(Beginning of Extracted information)
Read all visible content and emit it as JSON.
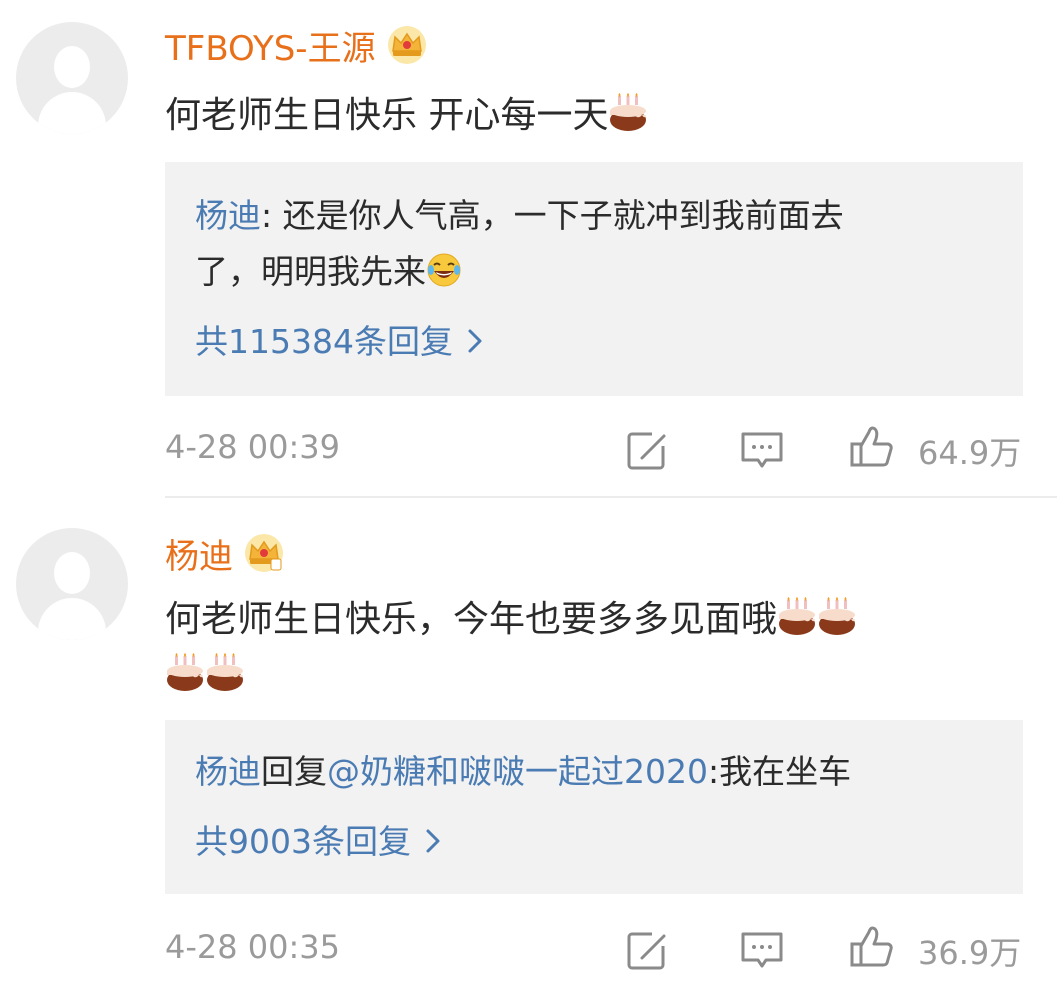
{
  "comments": [
    {
      "username": "TFBOYS-王源",
      "text_parts": [
        "何老师生日快乐  开心每一天"
      ],
      "reply": {
        "author": "杨迪",
        "separator": ": ",
        "text_line1": "还是你人气高，一下子就冲到我前面去",
        "text_line2": "了，明明我先来",
        "more_label": "共115384条回复"
      },
      "time": "4-28 00:39",
      "likes": "64.9万"
    },
    {
      "username": "杨迪",
      "text_parts": [
        "何老师生日快乐，今年也要多多见面哦"
      ],
      "reply": {
        "author": "杨迪",
        "reply_word": "回复",
        "mention": "@奶糖和啵啵一起过2020",
        "separator": ":",
        "text_line1": "我在坐车",
        "more_label": "共9003条回复"
      },
      "time": "4-28 00:35",
      "likes": "36.9万"
    }
  ],
  "icons": {
    "crown": "crown-badge-icon",
    "cake": "birthday-cake-emoji",
    "laugh": "laughing-tears-emoji",
    "repost": "repost-icon",
    "comment": "comment-icon",
    "like": "like-thumb-icon",
    "chevron": "chevron-right-icon"
  },
  "colors": {
    "username": "#e8701b",
    "link": "#4a7bb3",
    "meta": "#9a9a9a",
    "reply_bg": "#f2f2f2"
  }
}
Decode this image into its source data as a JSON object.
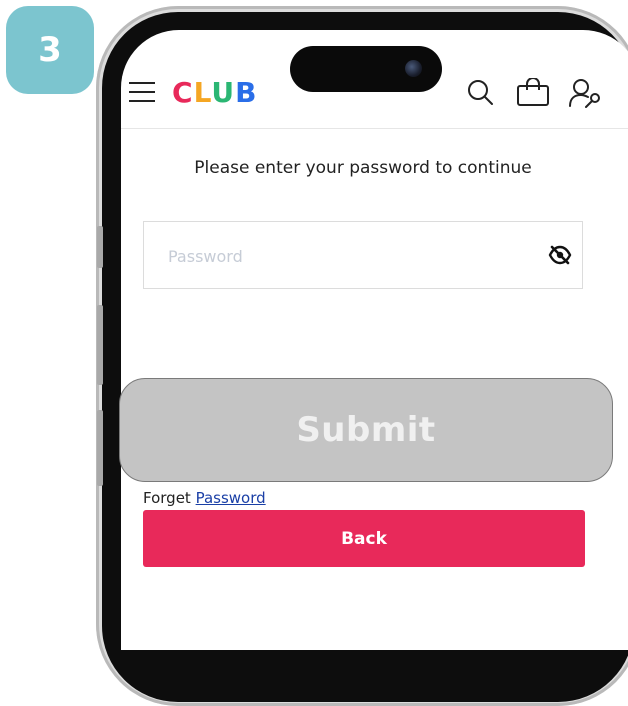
{
  "step_badge": "3",
  "header": {
    "logo_letters": [
      {
        "char": "C",
        "color": "#e8295a"
      },
      {
        "char": "L",
        "color": "#f5a623"
      },
      {
        "char": "U",
        "color": "#2bb673"
      },
      {
        "char": "B",
        "color": "#2a6ee8"
      }
    ],
    "icons": [
      "menu-icon",
      "search-icon",
      "shopping-bag-icon",
      "account-key-icon"
    ]
  },
  "form": {
    "prompt": "Please enter your password to continue",
    "password_placeholder": "Password",
    "password_value": "",
    "toggle_icon": "eye-slash-icon"
  },
  "submit_label": "Submit",
  "forget": {
    "prefix": "Forget",
    "link": "Password"
  },
  "back_label": "Back",
  "colors": {
    "badge": "#7cc5cf",
    "back_button": "#e8295a",
    "submit_button": "#c4c4c4",
    "link": "#1a3fa6"
  }
}
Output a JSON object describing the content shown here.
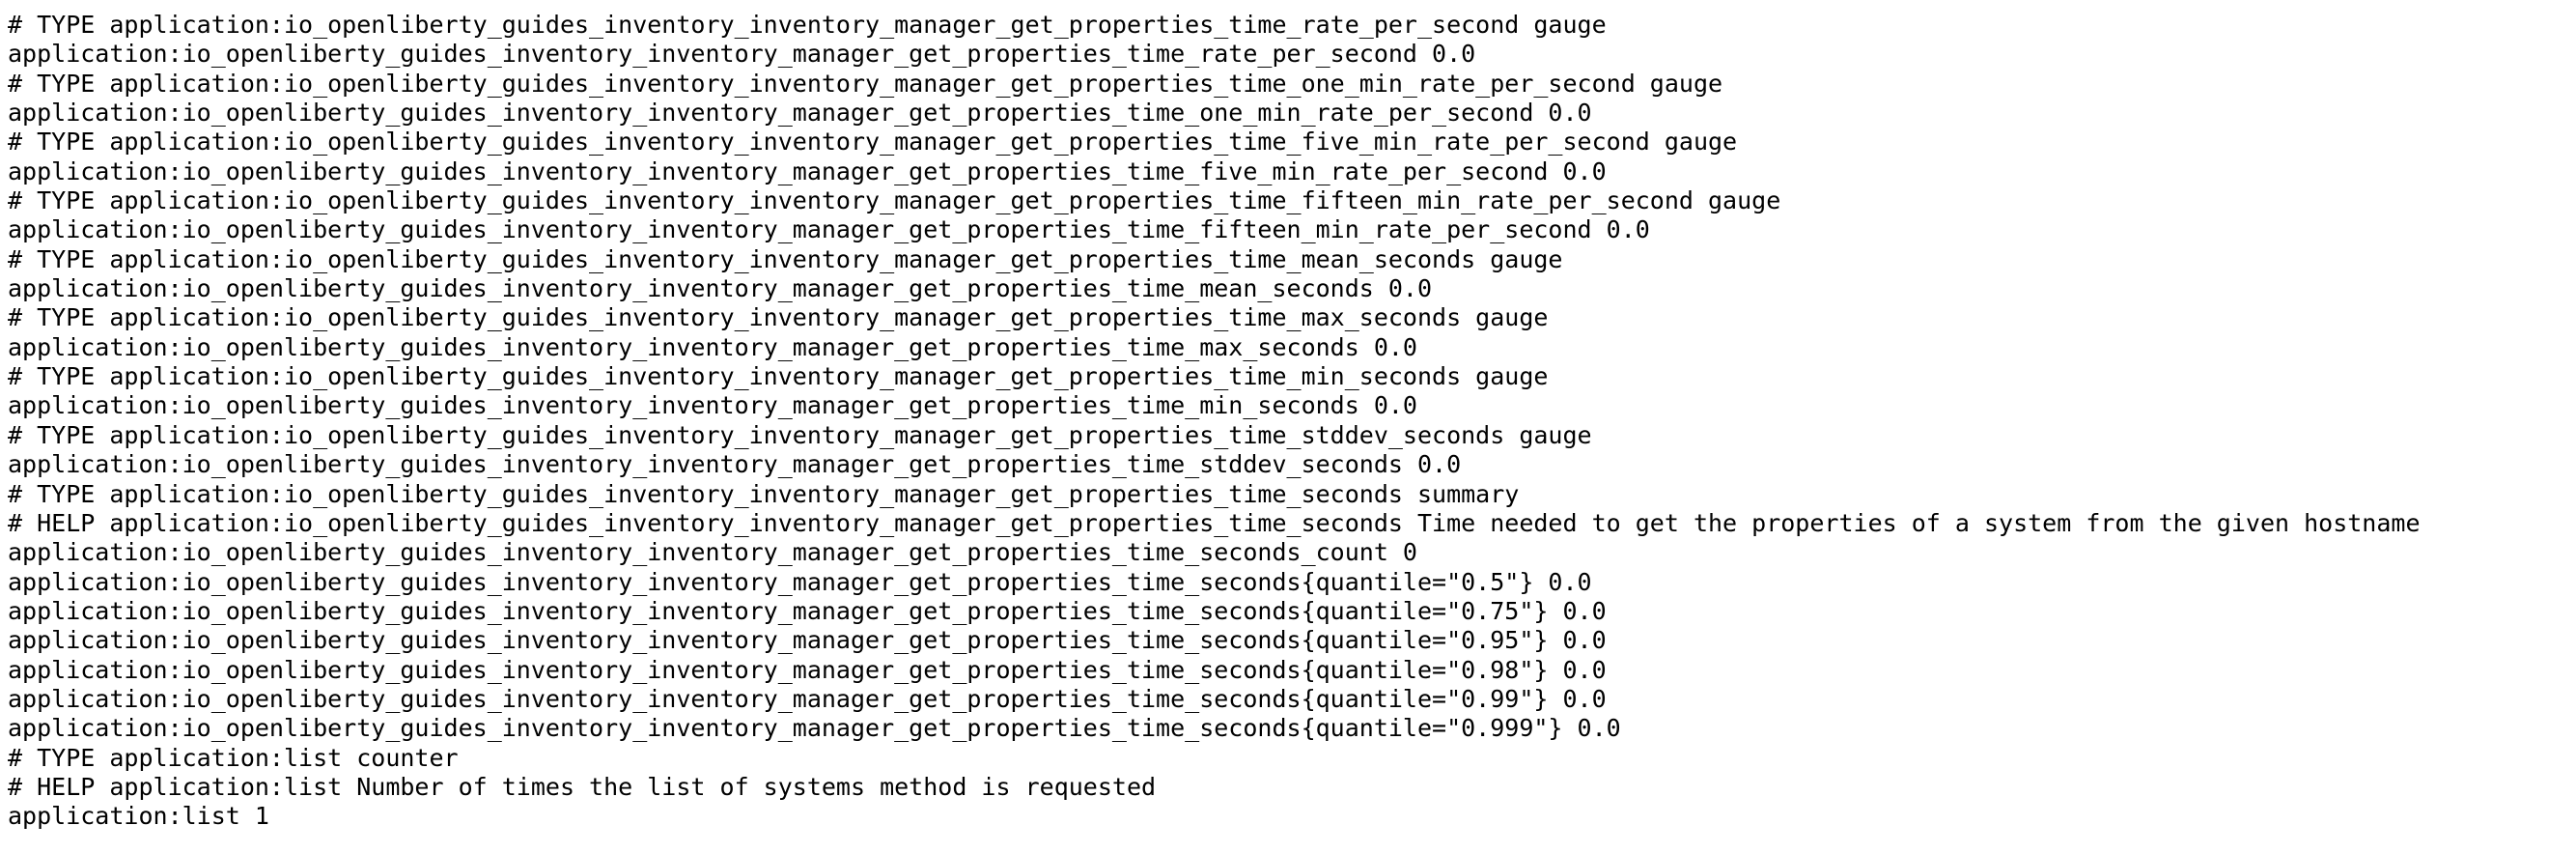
{
  "metrics": {
    "lines": [
      "# TYPE application:io_openliberty_guides_inventory_inventory_manager_get_properties_time_rate_per_second gauge",
      "application:io_openliberty_guides_inventory_inventory_manager_get_properties_time_rate_per_second 0.0",
      "# TYPE application:io_openliberty_guides_inventory_inventory_manager_get_properties_time_one_min_rate_per_second gauge",
      "application:io_openliberty_guides_inventory_inventory_manager_get_properties_time_one_min_rate_per_second 0.0",
      "# TYPE application:io_openliberty_guides_inventory_inventory_manager_get_properties_time_five_min_rate_per_second gauge",
      "application:io_openliberty_guides_inventory_inventory_manager_get_properties_time_five_min_rate_per_second 0.0",
      "# TYPE application:io_openliberty_guides_inventory_inventory_manager_get_properties_time_fifteen_min_rate_per_second gauge",
      "application:io_openliberty_guides_inventory_inventory_manager_get_properties_time_fifteen_min_rate_per_second 0.0",
      "# TYPE application:io_openliberty_guides_inventory_inventory_manager_get_properties_time_mean_seconds gauge",
      "application:io_openliberty_guides_inventory_inventory_manager_get_properties_time_mean_seconds 0.0",
      "# TYPE application:io_openliberty_guides_inventory_inventory_manager_get_properties_time_max_seconds gauge",
      "application:io_openliberty_guides_inventory_inventory_manager_get_properties_time_max_seconds 0.0",
      "# TYPE application:io_openliberty_guides_inventory_inventory_manager_get_properties_time_min_seconds gauge",
      "application:io_openliberty_guides_inventory_inventory_manager_get_properties_time_min_seconds 0.0",
      "# TYPE application:io_openliberty_guides_inventory_inventory_manager_get_properties_time_stddev_seconds gauge",
      "application:io_openliberty_guides_inventory_inventory_manager_get_properties_time_stddev_seconds 0.0",
      "# TYPE application:io_openliberty_guides_inventory_inventory_manager_get_properties_time_seconds summary",
      "# HELP application:io_openliberty_guides_inventory_inventory_manager_get_properties_time_seconds Time needed to get the properties of a system from the given hostname",
      "application:io_openliberty_guides_inventory_inventory_manager_get_properties_time_seconds_count 0",
      "application:io_openliberty_guides_inventory_inventory_manager_get_properties_time_seconds{quantile=\"0.5\"} 0.0",
      "application:io_openliberty_guides_inventory_inventory_manager_get_properties_time_seconds{quantile=\"0.75\"} 0.0",
      "application:io_openliberty_guides_inventory_inventory_manager_get_properties_time_seconds{quantile=\"0.95\"} 0.0",
      "application:io_openliberty_guides_inventory_inventory_manager_get_properties_time_seconds{quantile=\"0.98\"} 0.0",
      "application:io_openliberty_guides_inventory_inventory_manager_get_properties_time_seconds{quantile=\"0.99\"} 0.0",
      "application:io_openliberty_guides_inventory_inventory_manager_get_properties_time_seconds{quantile=\"0.999\"} 0.0",
      "# TYPE application:list counter",
      "# HELP application:list Number of times the list of systems method is requested",
      "application:list 1"
    ]
  }
}
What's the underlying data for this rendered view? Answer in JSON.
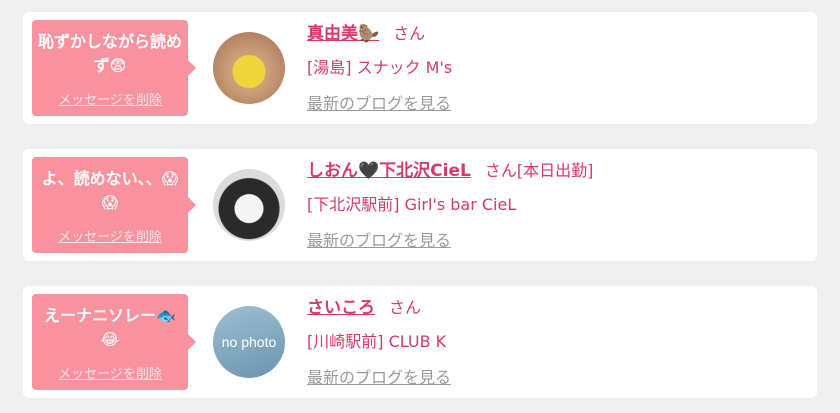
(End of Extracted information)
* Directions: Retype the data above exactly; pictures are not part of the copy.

* Answer:
Read all visible content and emit it as JSON.
{
  "comments": [
    {
      "username": "TFBOYS-王源",
      "text_parts": [
        "何老师生日快乐  开心每一天"
      ],
      "reply": {
        "author": "杨迪",
        "separator": ": ",
        "text_line1": "还是你人气高，一下子就冲到我前面去",
        "text_line2": "了，明明我先来",
        "more_label": "共115384条回复"
      },
      "time": "4-28 00:39",
      "likes": "64.9万"
    },
    {
      "username": "杨迪",
      "text_parts": [
        "何老师生日快乐，今年也要多多见面哦"
      ],
      "reply": {
        "author": "杨迪",
        "reply_word": "回复",
        "mention": "@奶糖和啵啵一起过2020",
        "separator": ":",
        "text_line1": "我在坐车",
        "more_label": "共9003条回复"
      },
      "time": "4-28 00:35",
      "likes": "36.9万"
    }
  ],
  "icons": {
    "crown": "crown-badge-icon",
    "cake": "birthday-cake-emoji",
    "laugh": "laughing-tears-emoji",
    "repost": "repost-icon",
    "comment": "comment-icon",
    "like": "like-thumb-icon",
    "chevron": "chevron-right-icon"
  },
  "colors": {
    "username": "#e8701b",
    "link": "#4a7bb3",
    "meta": "#9a9a9a",
    "reply_bg": "#f2f2f2"
  }
}
Decode this image into its source data as a JSON object.
{
  "step_badge": "3",
  "header": {
    "logo_letters": [
      {
        "char": "C",
        "color": "#e8295a"
      },
      {
        "char": "L",
        "color": "#f5a623"
      },
      {
        "char": "U",
        "color": "#2bb673"
      },
      {
        "char": "B",
        "color": "#2a6ee8"
      }
    ],
    "icons": [
      "menu-icon",
      "search-icon",
      "shopping-bag-icon",
      "account-key-icon"
    ]
  },
  "form": {
    "prompt": "Please enter your password to continue",
    "password_placeholder": "Password",
    "password_value": "",
    "toggle_icon": "eye-slash-icon"
  },
  "submit_label": "Submit",
  "forget": {
    "prefix": "Forget",
    "link": "Password"
  },
  "back_label": "Back",
  "colors": {
    "badge": "#7cc5cf",
    "back_button": "#e8295a",
    "submit_button": "#c4c4c4",
    "link": "#1a3fa6"
  }
}
Output a JSON object describing the content shown here.
{
  "metrics": {
    "lines": [
      "# TYPE application:io_openliberty_guides_inventory_inventory_manager_get_properties_time_rate_per_second gauge",
      "application:io_openliberty_guides_inventory_inventory_manager_get_properties_time_rate_per_second 0.0",
      "# TYPE application:io_openliberty_guides_inventory_inventory_manager_get_properties_time_one_min_rate_per_second gauge",
      "application:io_openliberty_guides_inventory_inventory_manager_get_properties_time_one_min_rate_per_second 0.0",
      "# TYPE application:io_openliberty_guides_inventory_inventory_manager_get_properties_time_five_min_rate_per_second gauge",
      "application:io_openliberty_guides_inventory_inventory_manager_get_properties_time_five_min_rate_per_second 0.0",
      "# TYPE application:io_openliberty_guides_inventory_inventory_manager_get_properties_time_fifteen_min_rate_per_second gauge",
      "application:io_openliberty_guides_inventory_inventory_manager_get_properties_time_fifteen_min_rate_per_second 0.0",
      "# TYPE application:io_openliberty_guides_inventory_inventory_manager_get_properties_time_mean_seconds gauge",
      "application:io_openliberty_guides_inventory_inventory_manager_get_properties_time_mean_seconds 0.0",
      "# TYPE application:io_openliberty_guides_inventory_inventory_manager_get_properties_time_max_seconds gauge",
      "application:io_openliberty_guides_inventory_inventory_manager_get_properties_time_max_seconds 0.0",
      "# TYPE application:io_openliberty_guides_inventory_inventory_manager_get_properties_time_min_seconds gauge",
      "application:io_openliberty_guides_inventory_inventory_manager_get_properties_time_min_seconds 0.0",
      "# TYPE application:io_openliberty_guides_inventory_inventory_manager_get_properties_time_stddev_seconds gauge",
      "application:io_openliberty_guides_inventory_inventory_manager_get_properties_time_stddev_seconds 0.0",
      "# TYPE application:io_openliberty_guides_inventory_inventory_manager_get_properties_time_seconds summary",
      "# HELP application:io_openliberty_guides_inventory_inventory_manager_get_properties_time_seconds Time needed to get the properties of a system from the given hostname",
      "application:io_openliberty_guides_inventory_inventory_manager_get_properties_time_seconds_count 0",
      "application:io_openliberty_guides_inventory_inventory_manager_get_properties_time_seconds{quantile=\"0.5\"} 0.0",
      "application:io_openliberty_guides_inventory_inventory_manager_get_properties_time_seconds{quantile=\"0.75\"} 0.0",
      "application:io_openliberty_guides_inventory_inventory_manager_get_properties_time_seconds{quantile=\"0.95\"} 0.0",
      "application:io_openliberty_guides_inventory_inventory_manager_get_properties_time_seconds{quantile=\"0.98\"} 0.0",
      "application:io_openliberty_guides_inventory_inventory_manager_get_properties_time_seconds{quantile=\"0.99\"} 0.0",
      "application:io_openliberty_guides_inventory_inventory_manager_get_properties_time_seconds{quantile=\"0.999\"} 0.0",
      "# TYPE application:list counter",
      "# HELP application:list Number of times the list of systems method is requested",
      "application:list 1"
    ]
  }
}
What's the underlying data for this rendered view? Answer in JSON.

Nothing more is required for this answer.